This does not mean that they are ONLY health based foundations! Foundation types are as numerous in types as they are in number. For example, there are many diversity, teaching, and environmentally based foundations. Some are very broad in the types of topics they will consider.
One example is the Ford Foundation offers, which offers both organizational grants and individual fellowships. They look for “fresh thinking and for innovative people and organizations” doing work that will “reduce poverty and injustice”, while “advancing human knowledge, creativity and achievement”. They also provide links to other philanthropic organizations/foundations.
Yahoo has philanthropy directory that is beautifully organized to help you find an organization. Google has its own philanthropic division at Google.org – it might come off as for non-profits only, but you can dig up some other opportunities in there.
The point here is that these organizations often offer rolling grant submission, and have a SHORT turn around time. This allows you to seek funding quickly and get an answer in a few weeks to months vs. 6 months or more. The requirements for these grants are often much simpler than government grants = small page length limits. This will mean you have to be VERY concise in what you say to them = good practice on distilling your research.

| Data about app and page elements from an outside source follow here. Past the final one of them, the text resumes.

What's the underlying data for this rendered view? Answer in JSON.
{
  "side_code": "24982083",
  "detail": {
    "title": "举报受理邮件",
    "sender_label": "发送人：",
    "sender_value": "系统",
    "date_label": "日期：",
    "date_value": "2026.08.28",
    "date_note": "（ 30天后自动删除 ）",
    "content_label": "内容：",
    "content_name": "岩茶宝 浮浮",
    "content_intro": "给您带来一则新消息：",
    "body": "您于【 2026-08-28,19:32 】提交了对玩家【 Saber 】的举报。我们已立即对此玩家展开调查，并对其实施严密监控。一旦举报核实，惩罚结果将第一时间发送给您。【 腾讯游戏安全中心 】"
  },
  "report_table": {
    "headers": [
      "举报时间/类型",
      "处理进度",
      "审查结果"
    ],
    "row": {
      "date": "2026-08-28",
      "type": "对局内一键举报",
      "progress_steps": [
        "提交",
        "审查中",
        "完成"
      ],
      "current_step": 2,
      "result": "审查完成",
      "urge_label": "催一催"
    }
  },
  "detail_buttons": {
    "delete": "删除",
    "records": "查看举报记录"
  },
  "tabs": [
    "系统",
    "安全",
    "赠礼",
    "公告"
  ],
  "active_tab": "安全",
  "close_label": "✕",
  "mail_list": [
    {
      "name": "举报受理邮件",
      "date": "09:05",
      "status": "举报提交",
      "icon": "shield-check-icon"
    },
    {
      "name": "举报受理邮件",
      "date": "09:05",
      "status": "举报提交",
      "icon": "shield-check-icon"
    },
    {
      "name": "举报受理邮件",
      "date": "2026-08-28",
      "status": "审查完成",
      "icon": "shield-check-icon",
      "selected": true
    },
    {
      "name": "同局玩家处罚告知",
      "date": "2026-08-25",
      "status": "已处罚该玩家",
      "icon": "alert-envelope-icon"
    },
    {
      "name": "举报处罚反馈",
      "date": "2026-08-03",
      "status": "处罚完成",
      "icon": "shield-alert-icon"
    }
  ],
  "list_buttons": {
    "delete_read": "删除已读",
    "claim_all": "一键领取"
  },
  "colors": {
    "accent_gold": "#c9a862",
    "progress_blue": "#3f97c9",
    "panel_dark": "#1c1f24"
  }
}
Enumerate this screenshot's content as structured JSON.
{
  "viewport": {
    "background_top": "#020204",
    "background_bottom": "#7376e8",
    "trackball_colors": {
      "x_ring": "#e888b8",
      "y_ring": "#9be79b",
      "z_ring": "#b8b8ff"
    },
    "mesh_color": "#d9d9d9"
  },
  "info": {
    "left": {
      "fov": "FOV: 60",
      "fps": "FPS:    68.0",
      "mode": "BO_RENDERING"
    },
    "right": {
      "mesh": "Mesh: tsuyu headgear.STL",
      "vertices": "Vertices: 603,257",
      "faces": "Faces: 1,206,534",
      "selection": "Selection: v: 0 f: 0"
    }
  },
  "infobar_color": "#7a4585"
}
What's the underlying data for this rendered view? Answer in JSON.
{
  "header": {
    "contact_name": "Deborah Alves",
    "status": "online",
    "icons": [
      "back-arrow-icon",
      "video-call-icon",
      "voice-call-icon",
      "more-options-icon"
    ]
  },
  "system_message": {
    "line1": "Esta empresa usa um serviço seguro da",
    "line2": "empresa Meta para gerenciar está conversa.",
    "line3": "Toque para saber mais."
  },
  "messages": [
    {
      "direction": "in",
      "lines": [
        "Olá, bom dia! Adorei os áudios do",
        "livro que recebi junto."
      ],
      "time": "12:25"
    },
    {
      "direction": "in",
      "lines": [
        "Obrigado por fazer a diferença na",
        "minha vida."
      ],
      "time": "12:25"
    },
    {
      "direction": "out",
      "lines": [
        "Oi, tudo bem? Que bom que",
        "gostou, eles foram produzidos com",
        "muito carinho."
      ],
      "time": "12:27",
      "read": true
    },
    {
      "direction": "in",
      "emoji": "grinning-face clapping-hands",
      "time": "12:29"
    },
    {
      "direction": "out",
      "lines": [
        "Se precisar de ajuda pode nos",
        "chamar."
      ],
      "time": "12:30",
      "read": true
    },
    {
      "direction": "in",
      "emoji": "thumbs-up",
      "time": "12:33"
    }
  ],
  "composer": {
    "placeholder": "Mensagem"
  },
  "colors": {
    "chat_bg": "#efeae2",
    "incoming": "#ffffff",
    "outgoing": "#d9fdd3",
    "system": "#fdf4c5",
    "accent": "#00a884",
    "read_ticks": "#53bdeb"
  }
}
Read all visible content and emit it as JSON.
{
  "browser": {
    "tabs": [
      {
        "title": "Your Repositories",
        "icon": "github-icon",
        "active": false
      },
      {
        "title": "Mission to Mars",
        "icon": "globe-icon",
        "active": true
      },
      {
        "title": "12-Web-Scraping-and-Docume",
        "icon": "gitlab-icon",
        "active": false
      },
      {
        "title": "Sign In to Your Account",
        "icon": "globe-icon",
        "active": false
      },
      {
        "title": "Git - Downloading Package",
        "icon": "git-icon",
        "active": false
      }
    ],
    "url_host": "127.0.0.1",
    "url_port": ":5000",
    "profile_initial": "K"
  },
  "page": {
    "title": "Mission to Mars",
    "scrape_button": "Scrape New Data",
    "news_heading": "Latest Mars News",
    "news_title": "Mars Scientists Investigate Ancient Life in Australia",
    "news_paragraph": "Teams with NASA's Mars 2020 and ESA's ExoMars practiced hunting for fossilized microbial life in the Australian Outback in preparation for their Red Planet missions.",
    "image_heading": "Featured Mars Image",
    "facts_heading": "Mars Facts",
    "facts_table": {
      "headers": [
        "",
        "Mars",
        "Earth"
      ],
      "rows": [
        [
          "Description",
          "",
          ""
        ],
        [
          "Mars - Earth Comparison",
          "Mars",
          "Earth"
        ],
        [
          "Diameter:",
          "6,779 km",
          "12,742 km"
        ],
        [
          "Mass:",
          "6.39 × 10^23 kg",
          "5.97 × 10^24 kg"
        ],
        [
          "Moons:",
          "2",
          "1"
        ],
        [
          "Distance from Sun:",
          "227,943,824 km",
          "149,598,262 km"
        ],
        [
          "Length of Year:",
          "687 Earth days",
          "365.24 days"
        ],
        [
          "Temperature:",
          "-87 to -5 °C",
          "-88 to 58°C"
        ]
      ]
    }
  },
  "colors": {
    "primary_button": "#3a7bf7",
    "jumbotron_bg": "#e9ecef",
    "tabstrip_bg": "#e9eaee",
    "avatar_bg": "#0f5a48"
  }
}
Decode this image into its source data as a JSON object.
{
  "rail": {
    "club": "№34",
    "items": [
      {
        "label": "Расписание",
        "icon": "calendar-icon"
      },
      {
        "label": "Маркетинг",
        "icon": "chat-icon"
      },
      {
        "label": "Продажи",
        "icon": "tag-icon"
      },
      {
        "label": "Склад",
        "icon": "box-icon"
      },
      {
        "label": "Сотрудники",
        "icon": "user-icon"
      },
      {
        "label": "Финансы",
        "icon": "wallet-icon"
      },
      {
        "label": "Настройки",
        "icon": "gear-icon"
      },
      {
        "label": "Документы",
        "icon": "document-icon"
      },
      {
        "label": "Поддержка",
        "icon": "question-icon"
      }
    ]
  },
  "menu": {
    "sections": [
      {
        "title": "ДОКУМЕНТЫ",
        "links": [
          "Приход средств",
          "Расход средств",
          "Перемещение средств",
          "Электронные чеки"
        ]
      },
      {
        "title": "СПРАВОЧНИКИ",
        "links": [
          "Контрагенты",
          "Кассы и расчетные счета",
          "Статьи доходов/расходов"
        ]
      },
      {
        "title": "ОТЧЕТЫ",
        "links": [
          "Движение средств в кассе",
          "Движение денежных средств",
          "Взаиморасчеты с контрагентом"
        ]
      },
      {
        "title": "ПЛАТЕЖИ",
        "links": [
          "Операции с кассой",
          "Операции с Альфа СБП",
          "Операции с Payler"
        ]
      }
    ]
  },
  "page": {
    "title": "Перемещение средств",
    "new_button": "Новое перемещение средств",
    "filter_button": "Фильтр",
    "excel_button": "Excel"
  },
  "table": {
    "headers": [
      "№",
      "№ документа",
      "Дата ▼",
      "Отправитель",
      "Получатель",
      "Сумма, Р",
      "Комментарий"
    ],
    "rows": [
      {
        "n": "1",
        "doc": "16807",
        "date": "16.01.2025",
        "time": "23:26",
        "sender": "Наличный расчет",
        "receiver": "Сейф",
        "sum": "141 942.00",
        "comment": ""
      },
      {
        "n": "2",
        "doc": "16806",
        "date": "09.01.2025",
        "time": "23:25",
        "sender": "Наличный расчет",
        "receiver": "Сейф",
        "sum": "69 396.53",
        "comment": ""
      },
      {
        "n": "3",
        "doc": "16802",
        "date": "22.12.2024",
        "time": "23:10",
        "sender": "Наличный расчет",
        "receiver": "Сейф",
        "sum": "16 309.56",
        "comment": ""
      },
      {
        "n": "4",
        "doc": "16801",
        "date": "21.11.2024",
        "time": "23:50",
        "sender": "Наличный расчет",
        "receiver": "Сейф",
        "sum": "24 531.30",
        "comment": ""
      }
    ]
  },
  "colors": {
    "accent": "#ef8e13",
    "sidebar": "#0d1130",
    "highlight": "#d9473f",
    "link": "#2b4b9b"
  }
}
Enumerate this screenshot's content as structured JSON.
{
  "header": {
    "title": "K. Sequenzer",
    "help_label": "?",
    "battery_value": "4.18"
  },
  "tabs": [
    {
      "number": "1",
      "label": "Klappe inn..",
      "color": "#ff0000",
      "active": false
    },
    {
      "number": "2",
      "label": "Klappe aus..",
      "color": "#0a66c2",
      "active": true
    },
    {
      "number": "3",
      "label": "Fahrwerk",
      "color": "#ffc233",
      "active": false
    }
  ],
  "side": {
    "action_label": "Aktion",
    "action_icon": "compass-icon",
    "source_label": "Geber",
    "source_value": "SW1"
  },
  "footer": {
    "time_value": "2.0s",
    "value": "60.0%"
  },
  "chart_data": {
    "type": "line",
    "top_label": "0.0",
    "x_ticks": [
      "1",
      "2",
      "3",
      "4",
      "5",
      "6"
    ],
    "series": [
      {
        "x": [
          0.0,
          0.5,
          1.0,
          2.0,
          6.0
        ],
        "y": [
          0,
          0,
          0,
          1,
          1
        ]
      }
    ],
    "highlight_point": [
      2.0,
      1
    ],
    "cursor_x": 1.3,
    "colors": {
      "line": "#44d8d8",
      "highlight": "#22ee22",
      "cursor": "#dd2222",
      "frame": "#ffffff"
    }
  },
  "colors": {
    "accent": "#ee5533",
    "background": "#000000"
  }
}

Short length also means that they often have a very precise idea of what they want to you to present. Most of these foundation grants will provide you with a layout they want you to follow, and a description of what makes a successful grant in their eyes. Take these to heart.
You might have to think outside the box to get you or your research to fit into the mission of a foundation, but this is always a good creative exercise. It is rare that your research perfectly fits into a granting group’s mission, but the more you see how your research can be beneficial beyond the obvious the better. This is why I think it ridiculous when such a big deal is made about certain projects the government funds, e.g., social insect projects. These projects, taken out of context, might seem like a ‘silly’ thing to fund, but remember they can often lead to discoveries that benefit everyone in phenomenal ways.